What is being asked
Pick each line containing the word "JSON" out of the data below.

Data supplied
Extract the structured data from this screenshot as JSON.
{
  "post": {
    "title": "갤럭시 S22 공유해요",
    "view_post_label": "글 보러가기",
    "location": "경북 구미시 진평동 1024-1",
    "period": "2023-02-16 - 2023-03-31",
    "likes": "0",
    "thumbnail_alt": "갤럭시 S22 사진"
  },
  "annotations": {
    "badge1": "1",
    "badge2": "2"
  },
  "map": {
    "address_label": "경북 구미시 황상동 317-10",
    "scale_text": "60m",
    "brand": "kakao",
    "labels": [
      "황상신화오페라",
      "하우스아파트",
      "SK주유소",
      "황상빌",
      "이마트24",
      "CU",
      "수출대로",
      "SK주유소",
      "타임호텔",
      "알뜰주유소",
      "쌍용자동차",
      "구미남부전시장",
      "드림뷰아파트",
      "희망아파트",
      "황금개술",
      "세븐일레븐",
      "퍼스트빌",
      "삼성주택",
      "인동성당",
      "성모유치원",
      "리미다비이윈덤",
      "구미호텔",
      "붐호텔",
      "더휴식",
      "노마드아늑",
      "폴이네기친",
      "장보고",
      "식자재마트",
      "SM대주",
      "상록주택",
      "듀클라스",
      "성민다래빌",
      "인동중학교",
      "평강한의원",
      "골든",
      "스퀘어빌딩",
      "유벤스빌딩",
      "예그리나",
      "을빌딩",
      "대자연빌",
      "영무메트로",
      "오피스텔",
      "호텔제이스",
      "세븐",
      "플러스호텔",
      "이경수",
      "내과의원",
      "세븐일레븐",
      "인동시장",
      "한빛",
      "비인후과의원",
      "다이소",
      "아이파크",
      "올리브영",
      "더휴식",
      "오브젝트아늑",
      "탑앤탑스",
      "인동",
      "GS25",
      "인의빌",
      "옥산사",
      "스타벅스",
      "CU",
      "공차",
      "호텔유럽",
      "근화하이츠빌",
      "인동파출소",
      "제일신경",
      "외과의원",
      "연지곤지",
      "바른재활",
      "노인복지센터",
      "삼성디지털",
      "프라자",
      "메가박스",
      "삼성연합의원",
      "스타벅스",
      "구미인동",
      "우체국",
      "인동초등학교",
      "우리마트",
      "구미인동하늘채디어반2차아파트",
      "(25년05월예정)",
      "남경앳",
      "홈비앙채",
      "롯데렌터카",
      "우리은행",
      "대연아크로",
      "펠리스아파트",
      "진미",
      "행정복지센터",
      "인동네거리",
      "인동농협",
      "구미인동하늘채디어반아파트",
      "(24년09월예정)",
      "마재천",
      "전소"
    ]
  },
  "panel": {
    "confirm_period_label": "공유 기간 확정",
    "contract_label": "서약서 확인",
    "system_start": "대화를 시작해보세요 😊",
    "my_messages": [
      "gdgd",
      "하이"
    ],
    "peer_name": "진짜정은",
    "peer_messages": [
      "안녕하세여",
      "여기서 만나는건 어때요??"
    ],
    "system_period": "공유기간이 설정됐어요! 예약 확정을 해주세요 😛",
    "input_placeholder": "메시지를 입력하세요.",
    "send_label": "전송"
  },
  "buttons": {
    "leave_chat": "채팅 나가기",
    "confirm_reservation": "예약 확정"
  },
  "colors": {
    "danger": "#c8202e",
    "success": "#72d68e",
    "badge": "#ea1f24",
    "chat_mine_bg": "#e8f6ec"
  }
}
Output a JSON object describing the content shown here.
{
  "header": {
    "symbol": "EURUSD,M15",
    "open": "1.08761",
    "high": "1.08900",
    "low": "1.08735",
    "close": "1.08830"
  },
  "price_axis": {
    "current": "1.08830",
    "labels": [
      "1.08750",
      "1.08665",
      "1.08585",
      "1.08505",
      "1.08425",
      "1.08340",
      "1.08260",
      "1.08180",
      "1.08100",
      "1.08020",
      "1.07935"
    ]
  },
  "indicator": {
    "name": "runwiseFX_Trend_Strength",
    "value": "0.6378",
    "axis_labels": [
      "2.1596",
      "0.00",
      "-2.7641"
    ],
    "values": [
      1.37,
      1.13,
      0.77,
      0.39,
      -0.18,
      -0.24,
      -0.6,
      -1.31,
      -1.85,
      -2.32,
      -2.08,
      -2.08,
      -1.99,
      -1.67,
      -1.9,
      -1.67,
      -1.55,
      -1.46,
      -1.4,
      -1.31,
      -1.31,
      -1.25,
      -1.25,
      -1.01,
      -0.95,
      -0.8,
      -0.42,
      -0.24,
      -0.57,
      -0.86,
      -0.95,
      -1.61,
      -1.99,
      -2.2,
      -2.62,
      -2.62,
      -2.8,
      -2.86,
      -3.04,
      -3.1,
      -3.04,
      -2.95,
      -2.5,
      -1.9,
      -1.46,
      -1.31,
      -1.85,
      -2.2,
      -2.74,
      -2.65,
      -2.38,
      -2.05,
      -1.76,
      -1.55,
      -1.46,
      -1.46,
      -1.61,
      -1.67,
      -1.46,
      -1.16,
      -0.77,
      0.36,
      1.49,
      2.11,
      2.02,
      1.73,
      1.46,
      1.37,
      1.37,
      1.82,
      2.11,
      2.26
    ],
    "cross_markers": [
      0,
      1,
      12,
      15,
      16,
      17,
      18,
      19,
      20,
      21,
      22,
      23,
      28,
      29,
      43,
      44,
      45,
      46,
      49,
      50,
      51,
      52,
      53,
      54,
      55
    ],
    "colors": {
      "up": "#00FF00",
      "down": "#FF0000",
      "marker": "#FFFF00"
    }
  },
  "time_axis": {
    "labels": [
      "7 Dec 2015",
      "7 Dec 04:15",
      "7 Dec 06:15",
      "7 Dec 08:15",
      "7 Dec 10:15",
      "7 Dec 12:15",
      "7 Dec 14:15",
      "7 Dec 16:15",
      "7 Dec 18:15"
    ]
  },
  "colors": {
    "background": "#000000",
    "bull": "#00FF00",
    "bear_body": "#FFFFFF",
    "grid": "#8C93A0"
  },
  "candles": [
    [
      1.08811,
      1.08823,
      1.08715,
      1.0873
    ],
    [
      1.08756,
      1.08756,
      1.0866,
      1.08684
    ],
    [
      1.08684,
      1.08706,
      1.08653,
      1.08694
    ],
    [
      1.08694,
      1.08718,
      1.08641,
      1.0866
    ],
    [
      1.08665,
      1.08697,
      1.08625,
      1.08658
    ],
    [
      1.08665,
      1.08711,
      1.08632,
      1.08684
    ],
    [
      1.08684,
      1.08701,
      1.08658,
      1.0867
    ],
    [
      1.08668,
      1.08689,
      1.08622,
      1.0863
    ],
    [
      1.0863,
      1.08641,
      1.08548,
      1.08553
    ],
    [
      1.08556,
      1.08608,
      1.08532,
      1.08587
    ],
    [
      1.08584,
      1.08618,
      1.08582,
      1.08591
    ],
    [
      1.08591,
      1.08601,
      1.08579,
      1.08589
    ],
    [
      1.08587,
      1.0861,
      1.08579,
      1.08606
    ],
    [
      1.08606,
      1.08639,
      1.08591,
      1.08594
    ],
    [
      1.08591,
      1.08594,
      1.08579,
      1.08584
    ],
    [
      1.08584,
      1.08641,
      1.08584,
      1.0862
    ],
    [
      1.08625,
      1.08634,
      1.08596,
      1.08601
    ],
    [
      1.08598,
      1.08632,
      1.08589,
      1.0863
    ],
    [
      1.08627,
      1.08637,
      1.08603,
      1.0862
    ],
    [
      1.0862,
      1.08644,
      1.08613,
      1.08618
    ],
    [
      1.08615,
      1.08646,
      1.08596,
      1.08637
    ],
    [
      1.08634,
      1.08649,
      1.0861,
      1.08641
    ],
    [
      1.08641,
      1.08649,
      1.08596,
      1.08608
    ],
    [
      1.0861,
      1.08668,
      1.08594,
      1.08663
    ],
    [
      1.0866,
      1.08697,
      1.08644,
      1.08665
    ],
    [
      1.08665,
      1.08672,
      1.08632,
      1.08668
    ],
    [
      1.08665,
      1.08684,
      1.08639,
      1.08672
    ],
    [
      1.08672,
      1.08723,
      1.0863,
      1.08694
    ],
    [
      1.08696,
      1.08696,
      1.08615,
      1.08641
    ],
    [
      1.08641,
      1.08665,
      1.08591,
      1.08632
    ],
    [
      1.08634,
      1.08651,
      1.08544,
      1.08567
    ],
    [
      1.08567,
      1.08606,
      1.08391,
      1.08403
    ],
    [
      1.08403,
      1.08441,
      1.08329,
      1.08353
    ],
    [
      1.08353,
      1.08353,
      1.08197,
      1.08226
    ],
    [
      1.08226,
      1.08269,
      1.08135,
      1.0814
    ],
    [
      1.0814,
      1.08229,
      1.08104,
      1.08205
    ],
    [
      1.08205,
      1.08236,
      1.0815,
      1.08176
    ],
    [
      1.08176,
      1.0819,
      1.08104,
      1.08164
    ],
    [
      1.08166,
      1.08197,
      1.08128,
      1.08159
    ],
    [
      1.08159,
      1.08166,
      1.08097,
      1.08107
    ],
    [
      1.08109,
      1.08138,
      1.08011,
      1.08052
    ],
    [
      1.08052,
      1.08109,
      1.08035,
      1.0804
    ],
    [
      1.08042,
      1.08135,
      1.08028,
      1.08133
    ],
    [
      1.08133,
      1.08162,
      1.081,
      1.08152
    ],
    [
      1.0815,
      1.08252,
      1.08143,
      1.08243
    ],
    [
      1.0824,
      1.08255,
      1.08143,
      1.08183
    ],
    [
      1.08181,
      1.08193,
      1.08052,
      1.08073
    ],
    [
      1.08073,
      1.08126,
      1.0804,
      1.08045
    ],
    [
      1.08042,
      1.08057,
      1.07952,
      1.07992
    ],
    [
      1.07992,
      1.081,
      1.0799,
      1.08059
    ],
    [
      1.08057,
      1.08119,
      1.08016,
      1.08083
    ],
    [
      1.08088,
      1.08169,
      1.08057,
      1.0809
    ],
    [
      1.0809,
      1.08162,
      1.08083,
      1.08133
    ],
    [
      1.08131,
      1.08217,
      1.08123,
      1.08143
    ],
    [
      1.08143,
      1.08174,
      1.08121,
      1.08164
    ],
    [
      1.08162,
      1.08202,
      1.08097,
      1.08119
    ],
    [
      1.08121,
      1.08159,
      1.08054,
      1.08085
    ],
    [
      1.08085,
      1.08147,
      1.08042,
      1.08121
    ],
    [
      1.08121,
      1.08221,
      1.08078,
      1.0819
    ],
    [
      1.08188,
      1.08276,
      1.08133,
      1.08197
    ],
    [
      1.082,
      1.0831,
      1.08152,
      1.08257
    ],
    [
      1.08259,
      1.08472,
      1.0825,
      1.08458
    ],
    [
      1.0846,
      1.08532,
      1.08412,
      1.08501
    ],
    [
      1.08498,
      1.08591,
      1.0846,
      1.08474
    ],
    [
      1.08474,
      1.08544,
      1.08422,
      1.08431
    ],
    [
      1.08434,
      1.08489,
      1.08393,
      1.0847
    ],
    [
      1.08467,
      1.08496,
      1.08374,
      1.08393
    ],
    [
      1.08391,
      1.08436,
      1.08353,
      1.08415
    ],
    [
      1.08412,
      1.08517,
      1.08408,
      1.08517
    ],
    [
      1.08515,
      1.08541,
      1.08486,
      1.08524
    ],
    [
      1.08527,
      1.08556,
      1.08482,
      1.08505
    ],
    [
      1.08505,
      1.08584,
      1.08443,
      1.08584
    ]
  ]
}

Answer space
Extract the structured data from this screenshot as JSON.
Output a JSON object describing the content shown here.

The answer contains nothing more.